J.K. Rowling's first book, Harry Potter and the Philosopher's Stone, was published in Britain in 1997. Fourteen years later sales of her seven book series stand at over 450 million. One has to wonder how the first twelve publishing houses that Rowling approached with her book are feeling. I suspect a bit like the "reject" label they put on her manuscript.
Our family remained Muggles for quite some time. My theory had been that there were already more great children's books than we had time to read, so why bother to expand the list. Plus I hate jumping on bandwagons. Then one day Rebekah told me that they were going to grow up culturally illiterate if they didn't become familiar with the story. It was a great line, and successful too.
In the interests of being culturally literate I got the first book and we started reading it aloud. Reading aloud was the hallmark activity of our family, and we had some rules that were meant to be followed.
1. It was absolutely forbidden to sneak the book and read ahead.
2. It was also forbidden to laugh at me if I got choked up over a scene and started crying.
Rule number 1 was followed religiously. Rule number 2 was blatantly ignored. We kept right on reading right through Harry Potter and the Deathly Hallows. All for the sake of being culturally literate of course.
I should point out that by the time the final book came out Rebekah and David were both attending university here in Kamloops, but that didn't stop us from reading the book together. We had started them together and we intended to finish them together. Sadly, in the end life got in the way and we each finished the final chapters of the book on our own. It made me realize that half of the enjoyment of reading Harry Potter had come from the howls of protest when I would close the book and say that was enough, the tension that gripped everyone as I read through a scary bit, or the speculation as to what was going to happen next.
The Harry Potter books are a lot like asparagus and cilantro. People ether seem to love them or hate them. Some people felt they were classics in the making, and credited them with getting otherwise reluctant readers engaged with the written word. Others felt they were basically the spawn of the devil and were leading a generation of youth into the occult. On a forum I used to frequent simply putting the initials HP into the subject line was guaranteed to start an argument that could continue for hundreds of comments. The fights would only stop when the moderator stepped in and closed the thread. Just like magic, a few days later another thread would start and the whole thing would take off again.
I find J.K. Rowling's story almost as good as the books she has written. I am fascinated by how the whole story line came to her in four hours on a delayed train trip between Manchester and London. She didn't have a pen to scribble down her ideas, so simply sat and pondered Harry. She said she thinks the story might not have come together the same way if she had interrupted her thoughts by stopping to write them down.
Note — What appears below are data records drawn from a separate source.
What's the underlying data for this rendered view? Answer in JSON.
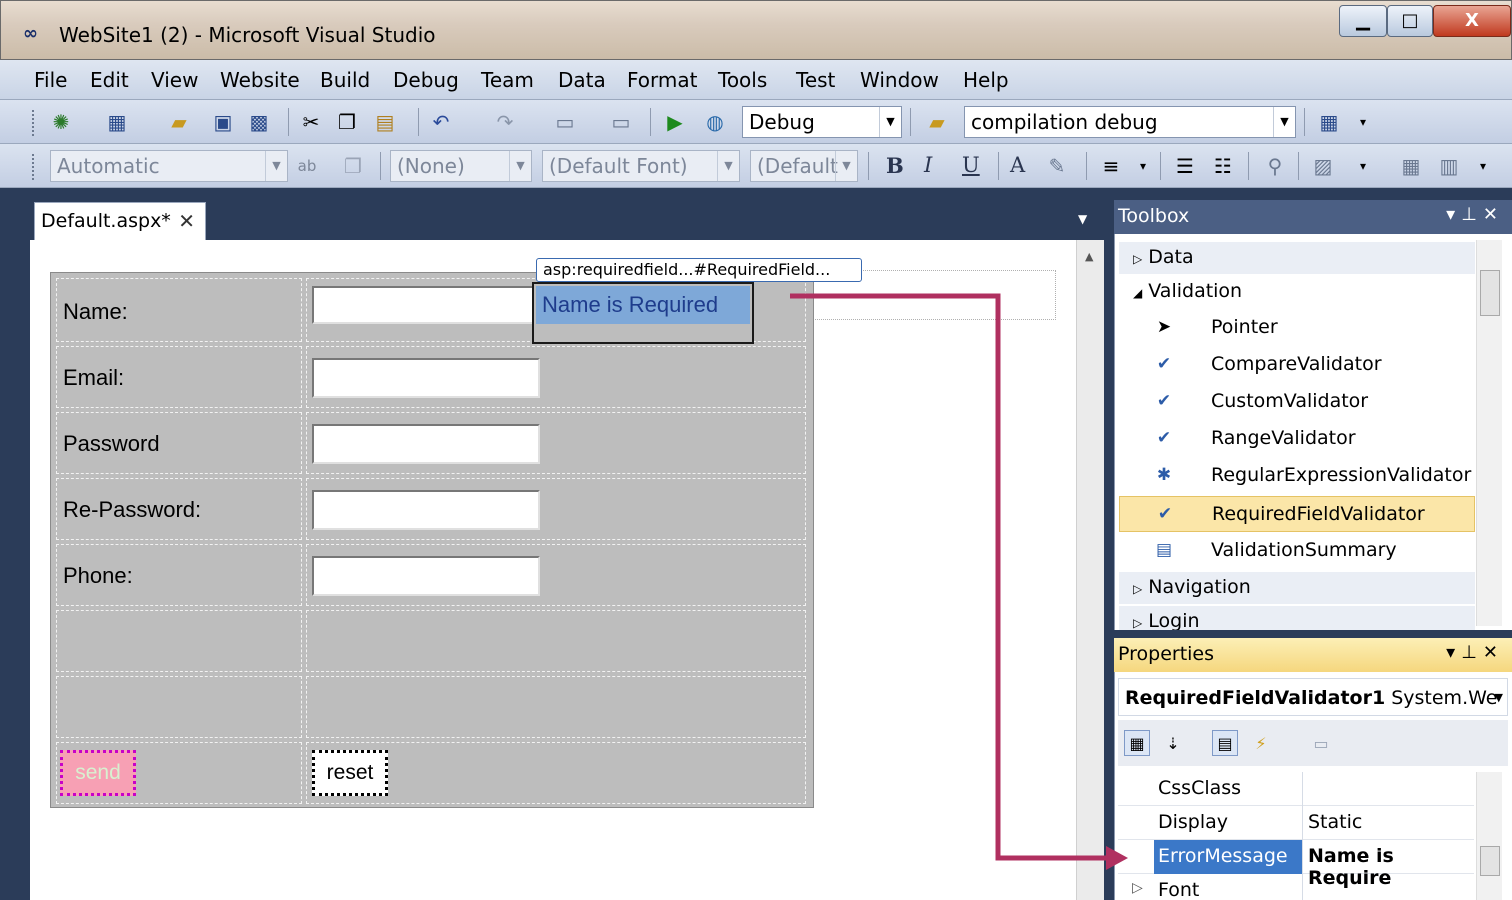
{
  "window": {
    "title": "WebSite1 (2) - Microsoft Visual Studio",
    "min_glyph": "▁",
    "max_glyph": "□",
    "close_glyph": "X"
  },
  "menu": [
    "File",
    "Edit",
    "View",
    "Website",
    "Build",
    "Debug",
    "Team",
    "Data",
    "Format",
    "Tools",
    "Test",
    "Window",
    "Help"
  ],
  "toolbar1": {
    "config_value": "Debug",
    "target_value": "compilation debug"
  },
  "toolbar2": {
    "block_format": "Automatic",
    "css_class": "(None)",
    "font": "(Default Font)",
    "font_size": "(Default"
  },
  "document": {
    "tab_label": "Default.aspx*",
    "tab_close": "✕",
    "form_labels": [
      "Name:",
      "Email:",
      "Password",
      "Re-Password:",
      "Phone:"
    ],
    "send_label": "send",
    "reset_label": "reset",
    "validator_tag": "asp:requiredfield...#RequiredField...",
    "validator_text": "Name is Required"
  },
  "toolbox": {
    "title": "Toolbox",
    "categories_top": [
      "Data",
      "Validation"
    ],
    "items": [
      {
        "label": "Pointer",
        "icon": "pointer-icon",
        "glyph": "➤"
      },
      {
        "label": "CompareValidator",
        "icon": "compare-validator-icon",
        "glyph": "✔"
      },
      {
        "label": "CustomValidator",
        "icon": "custom-validator-icon",
        "glyph": "✔"
      },
      {
        "label": "RangeValidator",
        "icon": "range-validator-icon",
        "glyph": "✔"
      },
      {
        "label": "RegularExpressionValidator",
        "icon": "regex-validator-icon",
        "glyph": "✱"
      },
      {
        "label": "RequiredFieldValidator",
        "icon": "required-field-validator-icon",
        "glyph": "✔"
      },
      {
        "label": "ValidationSummary",
        "icon": "validation-summary-icon",
        "glyph": "▤"
      }
    ],
    "selected_item": "RequiredFieldValidator",
    "categories_bottom": [
      "Navigation",
      "Login"
    ]
  },
  "properties": {
    "title": "Properties",
    "object_name": "RequiredFieldValidator1",
    "object_type": "System.We",
    "rows": [
      {
        "name": "CssClass",
        "value": ""
      },
      {
        "name": "Display",
        "value": "Static"
      },
      {
        "name": "ErrorMessage",
        "value": "Name is Require"
      },
      {
        "name": "Font",
        "value": ""
      }
    ],
    "selected_row": "ErrorMessage"
  },
  "colors": {
    "panel_header": "#4b5f84",
    "properties_header": "#f5d77e",
    "selection_blue": "#3b78c8",
    "arrow": "#b03060"
  }
}
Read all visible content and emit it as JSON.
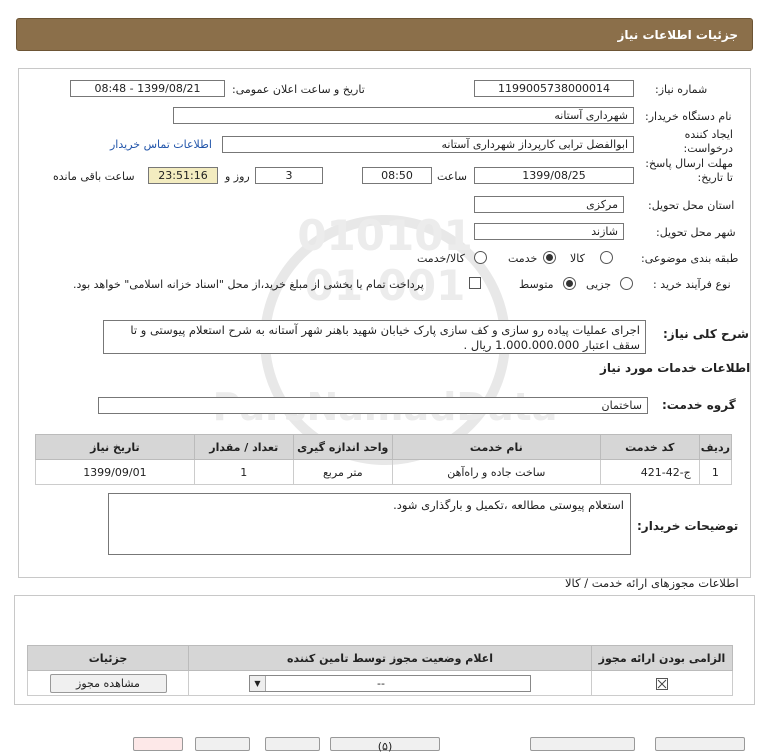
{
  "header": {
    "title": "جزئیات اطلاعات نیاز"
  },
  "form": {
    "need_number_label": "شماره نیاز:",
    "need_number": "1199005738000014",
    "announce_label": "تاریخ و ساعت اعلان عمومی:",
    "announce_value": "1399/08/21 - 08:48",
    "buyer_org_label": "نام دستگاه خریدار:",
    "buyer_org": "شهرداری آستانه",
    "creator_label": "ایجاد کننده درخواست:",
    "creator": "ابوالفضل  ترابی  کارپرداز  شهرداری آستانه",
    "contact_link": "اطلاعات تماس خریدار",
    "deadline_label": "مهلت ارسال پاسخ: تا تاریخ:",
    "deadline_date": "1399/08/25",
    "time_label": "ساعت",
    "deadline_time": "08:50",
    "days_value": "3",
    "days_label": "روز و",
    "remaining_time": "23:51:16",
    "remaining_label": "ساعت باقی مانده",
    "province_label": "استان محل تحویل:",
    "province": "مرکزی",
    "city_label": "شهر محل تحویل:",
    "city": "شازند",
    "category_label": "طبقه بندی موضوعی:",
    "category_options": [
      "کالا",
      "خدمت",
      "کالا/خدمت"
    ],
    "category_selected": "خدمت",
    "process_label": "نوع فرآیند خرید :",
    "process_options": [
      "جزیی",
      "متوسط"
    ],
    "process_selected": "متوسط",
    "payment_note": "پرداخت تمام یا بخشی از مبلغ خرید،از محل \"اسناد خزانه اسلامی\" خواهد بود."
  },
  "description": {
    "label": "شرح کلی نیاز:",
    "text": "اجرای عملیات پیاده رو سازی و کف سازی پارک خیابان شهید باهنر شهر آستانه به شرح استعلام پیوستی و تا سقف اعتبار 1.000.000.000 ریال ."
  },
  "services": {
    "section_title": "اطلاعات خدمات مورد نیاز",
    "group_label": "گروه خدمت:",
    "group_value": "ساختمان",
    "columns": [
      "ردیف",
      "کد خدمت",
      "نام خدمت",
      "واحد اندازه گیری",
      "تعداد / مقدار",
      "تاریخ نیاز"
    ],
    "rows": [
      [
        "1",
        "ج-42-421",
        "ساخت جاده و راه‌آهن",
        "متر مربع",
        "1",
        "1399/09/01"
      ]
    ]
  },
  "buyer_notes": {
    "label": "توضیحات خریدار:",
    "text": "استعلام پیوستی مطالعه ،تکمیل و بارگذاری شود."
  },
  "permits": {
    "section_title": "اطلاعات مجوزهای ارائه خدمت / کالا",
    "columns": [
      "الزامی بودن ارائه مجوز",
      "اعلام وضعیت مجوز توسط تامین کننده",
      "جزئیات"
    ],
    "select_value": "--",
    "view_button": "مشاهده مجوز"
  },
  "footer_buttons": [
    "",
    "",
    "(۵)",
    "",
    "",
    "",
    ""
  ],
  "colors": {
    "titlebar": "#8b6f4a",
    "remaining_bg": "#f3ecc0",
    "link": "#2255aa"
  }
}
I also find it interesting that she ignores one of the hallmark rules of good writing and makes it work. Here is a blurb from Stephen King's excellent book On Writing.
"I insist that you use the adverb in dialogue attribution only in the rarest and most special occasions...and not even then if you can avoid it."
Here are a few examples of what Stephen King is talking about, taken from Harry Potter and the Philosopher's Stone.
"I want to read it," said Harry furiously, "as it's mine."
"Oh, this is Crabbe and this is Goyle," said the pale boy carelessly, noticing where Harry was looking.
"Typical," said Harry darkly. "Just what I always wanted. To make a fool of myself on a broomstick in front of Malfoy."
How well does she succeed at this rule breaking? Aside from selling 450 million books, that is. Adverb hating Stephen King himself is quoted as saying J.K. Rowling is a great writer, and he lists her books in the back of his On Writing book as some of the best he has read. High praise indeed!
So does the release of the final Harry Potter movie signal the end of an era? In some ways yes. The hype over an upcoming book or movie is now a thing of the past. But there will never stop being new readers who discover the series, and my guess would be that the Harry Potter books will remain popular for many years to come.
Plus there is the new Pottermore site coming in October, where readers are going to get an "exciting online experience around the reading of the Harry Potter books." It is also reported that this fall the books will be coming out in e-reader format. Maybe there is another round of Butterbeer coming after all.